The MVC commercials
Easily one of the most talked about parts of the conference. These commercials were hilarious. I hope to see them posted online very soon!
Many presenters had very good powerpoints. It’s nice to no that even though we are not all master designers, practically ever presenter had clear and concise presentations. There were basically three types of slides: One Sentencers, Full of Code, and Comedy. No un-readable gobbeldygook and no reading from slides here. All very good, nice job guys.
Network access at the conference was the best ever. It was fairly reliable and amazingly responsive. For this type of conference, good internet access should the the absolute top priority, and the Ruby Central guys definitely gave it its due.
No tables in the conference halls. Maybe this is a logistical issue (although the Portland convention center probably has capacity for twenty times as many people, I’m sure they can find/rent some tables).
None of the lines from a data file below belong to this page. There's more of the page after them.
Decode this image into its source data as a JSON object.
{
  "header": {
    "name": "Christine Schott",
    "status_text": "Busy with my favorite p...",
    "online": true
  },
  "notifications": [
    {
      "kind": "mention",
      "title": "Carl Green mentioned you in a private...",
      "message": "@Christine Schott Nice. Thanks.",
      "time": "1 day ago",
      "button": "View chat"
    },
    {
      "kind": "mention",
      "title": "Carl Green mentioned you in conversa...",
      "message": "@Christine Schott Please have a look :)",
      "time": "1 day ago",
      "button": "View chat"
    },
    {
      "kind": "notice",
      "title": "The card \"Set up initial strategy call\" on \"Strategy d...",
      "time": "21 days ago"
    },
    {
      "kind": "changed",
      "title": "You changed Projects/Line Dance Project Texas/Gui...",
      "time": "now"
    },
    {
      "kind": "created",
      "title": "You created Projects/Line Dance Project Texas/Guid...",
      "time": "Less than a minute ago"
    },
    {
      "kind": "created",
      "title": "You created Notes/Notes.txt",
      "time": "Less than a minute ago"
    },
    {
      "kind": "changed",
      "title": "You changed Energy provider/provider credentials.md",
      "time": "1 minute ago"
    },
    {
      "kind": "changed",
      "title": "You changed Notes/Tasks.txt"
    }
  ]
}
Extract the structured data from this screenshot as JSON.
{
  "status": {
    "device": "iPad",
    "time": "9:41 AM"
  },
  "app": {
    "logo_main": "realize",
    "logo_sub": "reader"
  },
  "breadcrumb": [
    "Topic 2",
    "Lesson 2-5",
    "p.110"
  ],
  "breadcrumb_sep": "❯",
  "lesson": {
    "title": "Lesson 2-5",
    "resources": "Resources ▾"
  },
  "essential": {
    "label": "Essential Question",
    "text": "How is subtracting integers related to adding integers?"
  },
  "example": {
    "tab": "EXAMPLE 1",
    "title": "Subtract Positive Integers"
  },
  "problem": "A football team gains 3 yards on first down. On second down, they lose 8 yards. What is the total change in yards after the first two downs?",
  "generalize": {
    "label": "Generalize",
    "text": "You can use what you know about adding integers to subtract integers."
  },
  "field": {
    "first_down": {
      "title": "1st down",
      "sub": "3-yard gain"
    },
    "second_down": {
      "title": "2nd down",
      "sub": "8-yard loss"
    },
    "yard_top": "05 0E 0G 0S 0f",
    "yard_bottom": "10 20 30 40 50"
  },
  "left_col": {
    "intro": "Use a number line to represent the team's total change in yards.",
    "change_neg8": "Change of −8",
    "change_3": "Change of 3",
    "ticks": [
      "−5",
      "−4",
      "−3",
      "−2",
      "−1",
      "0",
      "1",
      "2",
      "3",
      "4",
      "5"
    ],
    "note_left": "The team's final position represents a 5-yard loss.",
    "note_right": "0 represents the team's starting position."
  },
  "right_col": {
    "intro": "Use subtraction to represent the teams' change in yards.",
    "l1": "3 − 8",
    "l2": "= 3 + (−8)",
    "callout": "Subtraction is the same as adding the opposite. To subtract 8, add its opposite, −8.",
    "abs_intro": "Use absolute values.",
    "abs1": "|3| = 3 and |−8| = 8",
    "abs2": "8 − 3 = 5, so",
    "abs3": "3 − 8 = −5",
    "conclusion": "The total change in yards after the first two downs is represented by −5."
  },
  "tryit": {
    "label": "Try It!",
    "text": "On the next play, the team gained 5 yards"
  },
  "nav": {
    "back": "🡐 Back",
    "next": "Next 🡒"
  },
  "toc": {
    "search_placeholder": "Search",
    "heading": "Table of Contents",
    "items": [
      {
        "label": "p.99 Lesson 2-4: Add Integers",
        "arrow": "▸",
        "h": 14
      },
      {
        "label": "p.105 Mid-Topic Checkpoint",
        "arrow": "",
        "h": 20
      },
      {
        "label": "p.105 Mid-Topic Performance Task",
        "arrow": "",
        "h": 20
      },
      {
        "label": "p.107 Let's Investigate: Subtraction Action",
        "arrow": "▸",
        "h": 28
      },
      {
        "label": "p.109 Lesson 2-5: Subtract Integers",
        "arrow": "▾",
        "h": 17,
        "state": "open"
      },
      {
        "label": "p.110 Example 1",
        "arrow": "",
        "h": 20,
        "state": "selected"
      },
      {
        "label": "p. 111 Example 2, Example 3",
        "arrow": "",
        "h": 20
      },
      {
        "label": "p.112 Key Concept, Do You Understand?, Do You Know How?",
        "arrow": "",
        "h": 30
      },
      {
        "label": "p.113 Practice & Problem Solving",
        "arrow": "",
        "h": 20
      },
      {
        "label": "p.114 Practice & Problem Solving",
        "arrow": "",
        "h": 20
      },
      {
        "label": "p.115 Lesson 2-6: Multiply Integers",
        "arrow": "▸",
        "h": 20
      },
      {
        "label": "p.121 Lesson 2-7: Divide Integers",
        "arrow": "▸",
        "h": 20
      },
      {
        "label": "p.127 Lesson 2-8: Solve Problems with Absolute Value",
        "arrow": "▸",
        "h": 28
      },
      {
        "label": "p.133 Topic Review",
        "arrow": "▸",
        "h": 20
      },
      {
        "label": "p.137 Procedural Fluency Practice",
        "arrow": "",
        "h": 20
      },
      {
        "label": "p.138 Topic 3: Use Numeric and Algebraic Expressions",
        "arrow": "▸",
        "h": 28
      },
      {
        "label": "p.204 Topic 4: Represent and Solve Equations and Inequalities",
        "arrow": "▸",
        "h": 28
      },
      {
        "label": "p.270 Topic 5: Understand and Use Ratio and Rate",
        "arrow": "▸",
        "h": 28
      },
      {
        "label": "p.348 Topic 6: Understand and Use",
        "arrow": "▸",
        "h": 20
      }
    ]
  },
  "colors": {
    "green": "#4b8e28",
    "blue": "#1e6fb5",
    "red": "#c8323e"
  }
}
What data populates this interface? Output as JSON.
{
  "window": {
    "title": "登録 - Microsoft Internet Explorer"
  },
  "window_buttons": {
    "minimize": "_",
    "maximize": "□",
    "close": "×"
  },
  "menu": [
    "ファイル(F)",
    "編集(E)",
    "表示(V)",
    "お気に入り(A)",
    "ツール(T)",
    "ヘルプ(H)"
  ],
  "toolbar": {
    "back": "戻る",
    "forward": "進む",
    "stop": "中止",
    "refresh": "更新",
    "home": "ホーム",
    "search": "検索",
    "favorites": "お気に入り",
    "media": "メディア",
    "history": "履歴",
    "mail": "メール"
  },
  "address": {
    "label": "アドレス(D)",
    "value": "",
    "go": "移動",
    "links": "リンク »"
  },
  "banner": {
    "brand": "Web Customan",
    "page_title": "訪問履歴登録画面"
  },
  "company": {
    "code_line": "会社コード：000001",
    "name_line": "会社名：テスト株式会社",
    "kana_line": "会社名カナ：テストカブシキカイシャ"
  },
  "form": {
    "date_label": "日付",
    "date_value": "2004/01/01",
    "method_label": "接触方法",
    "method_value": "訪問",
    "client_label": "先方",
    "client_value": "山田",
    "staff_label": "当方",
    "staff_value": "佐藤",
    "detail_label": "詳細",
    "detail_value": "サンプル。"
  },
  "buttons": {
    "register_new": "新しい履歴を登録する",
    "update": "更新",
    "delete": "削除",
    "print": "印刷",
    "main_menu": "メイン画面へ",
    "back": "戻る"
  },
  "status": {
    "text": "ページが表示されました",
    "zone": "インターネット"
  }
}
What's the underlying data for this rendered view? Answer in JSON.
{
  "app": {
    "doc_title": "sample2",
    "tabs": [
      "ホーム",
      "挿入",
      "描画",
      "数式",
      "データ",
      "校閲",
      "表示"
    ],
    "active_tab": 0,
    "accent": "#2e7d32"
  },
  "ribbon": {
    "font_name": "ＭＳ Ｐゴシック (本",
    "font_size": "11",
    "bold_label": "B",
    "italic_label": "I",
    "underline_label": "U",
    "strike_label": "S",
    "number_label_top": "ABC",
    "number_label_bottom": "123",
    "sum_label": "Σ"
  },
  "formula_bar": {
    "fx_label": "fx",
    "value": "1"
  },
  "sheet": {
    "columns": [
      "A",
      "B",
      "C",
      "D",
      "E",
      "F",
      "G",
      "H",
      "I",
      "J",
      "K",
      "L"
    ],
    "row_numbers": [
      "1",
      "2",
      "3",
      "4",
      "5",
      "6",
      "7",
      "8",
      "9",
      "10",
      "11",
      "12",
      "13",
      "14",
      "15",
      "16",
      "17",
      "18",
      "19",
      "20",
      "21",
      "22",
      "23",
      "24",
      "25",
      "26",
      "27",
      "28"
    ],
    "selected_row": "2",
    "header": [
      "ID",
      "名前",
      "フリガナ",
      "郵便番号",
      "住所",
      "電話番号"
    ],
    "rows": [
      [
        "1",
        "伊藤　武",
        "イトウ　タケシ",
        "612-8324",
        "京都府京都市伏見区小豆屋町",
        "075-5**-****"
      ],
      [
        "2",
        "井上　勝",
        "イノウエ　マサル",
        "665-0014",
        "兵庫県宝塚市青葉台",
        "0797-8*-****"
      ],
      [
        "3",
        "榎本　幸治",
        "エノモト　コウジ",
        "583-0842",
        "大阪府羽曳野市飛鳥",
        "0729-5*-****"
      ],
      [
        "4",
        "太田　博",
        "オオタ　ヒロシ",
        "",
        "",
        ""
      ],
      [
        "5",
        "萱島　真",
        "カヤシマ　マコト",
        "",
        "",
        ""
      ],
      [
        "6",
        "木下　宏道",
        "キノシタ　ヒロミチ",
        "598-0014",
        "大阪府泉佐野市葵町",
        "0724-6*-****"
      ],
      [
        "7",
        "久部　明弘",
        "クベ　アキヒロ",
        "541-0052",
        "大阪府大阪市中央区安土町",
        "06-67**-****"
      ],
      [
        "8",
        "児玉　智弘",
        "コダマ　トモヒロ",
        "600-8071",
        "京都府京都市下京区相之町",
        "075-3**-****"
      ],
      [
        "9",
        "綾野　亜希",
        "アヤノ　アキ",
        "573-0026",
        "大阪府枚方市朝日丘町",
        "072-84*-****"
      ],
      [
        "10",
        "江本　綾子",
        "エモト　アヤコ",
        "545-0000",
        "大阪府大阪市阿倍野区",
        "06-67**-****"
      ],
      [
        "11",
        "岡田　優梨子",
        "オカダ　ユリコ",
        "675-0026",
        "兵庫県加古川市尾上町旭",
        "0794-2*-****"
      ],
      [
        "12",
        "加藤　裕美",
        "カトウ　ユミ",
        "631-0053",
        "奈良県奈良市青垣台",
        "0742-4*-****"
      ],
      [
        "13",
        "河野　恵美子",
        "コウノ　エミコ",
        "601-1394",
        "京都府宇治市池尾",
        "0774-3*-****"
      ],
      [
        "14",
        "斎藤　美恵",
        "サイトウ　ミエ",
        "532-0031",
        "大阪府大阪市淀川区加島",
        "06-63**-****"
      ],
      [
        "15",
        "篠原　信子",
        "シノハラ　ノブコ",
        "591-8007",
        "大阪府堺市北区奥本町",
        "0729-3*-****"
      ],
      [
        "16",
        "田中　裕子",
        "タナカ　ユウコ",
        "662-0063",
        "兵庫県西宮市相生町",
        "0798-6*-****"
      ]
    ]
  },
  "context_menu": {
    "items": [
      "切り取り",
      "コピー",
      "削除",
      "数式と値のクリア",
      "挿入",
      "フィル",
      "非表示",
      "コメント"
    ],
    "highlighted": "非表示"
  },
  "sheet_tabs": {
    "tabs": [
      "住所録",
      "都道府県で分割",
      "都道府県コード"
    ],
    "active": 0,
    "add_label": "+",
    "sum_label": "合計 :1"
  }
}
I missed out on a LOT of talks I wanted to see. This is just how things work: there are only a certain number of hours in a day, so you have to pick and choose. Some conferences have been known to schedule every talk at two different times so that there are more ways to schedule your day and make sure you don’t miss any talks that you really want to see. This may or may not work for RailsConf, but I’d like to see them explore some alternatives for how to organize the talks.
Help me out
On Friday, I heard of a great Rails plugin that provides a suite of rake tasks for starting and stopping memcache/sphinx/etc. If anyone knows the name of this plugin, please put it in the comments.
Rails doesn’t scale: It does now!
This was without a doubt the year of scaling: There were 31 talks about deploying/hosting/scaling rails and 50% of the vendors were focused on hosting and scaling Rails apps. It became very clear that the true fact is that Rails now scales better than any other language/framework out there.
Some more quotes
- “Screw the databases, why would you want to use a relational database” – Chad Fowler
- “[On GitJour] People were trying to find out how to make 28 lines of code [turn into] not 28 lines of code” – Evan Phoenix
- “I had a great time, so I assume it was awesome.”
- “If Brad Pitt is an Apple iPod, then Ian Somerhalder is a Microsoft Zune”
- “Ian Somerhalder gets a free gift certificate for SuperCuts”
- “Take a digital picture and upload it to icanhazcheezburger”
- “‘In order to serve you better’ should just be part of the message box API”
- “The message there [Abercrombie site] is if you buy these clothes, you will get a girlfriend”
- “The iPhone is sleek and stylish and you get the feeling that if you swallowed one, it’d go right down!”
- “Contributing to open source projects is like networking for people with no social skills”
- “I vaguely resemble TVs Burt Reynolds and that makes me somewhate of an authority”
See you all at RubyConf2009!!!!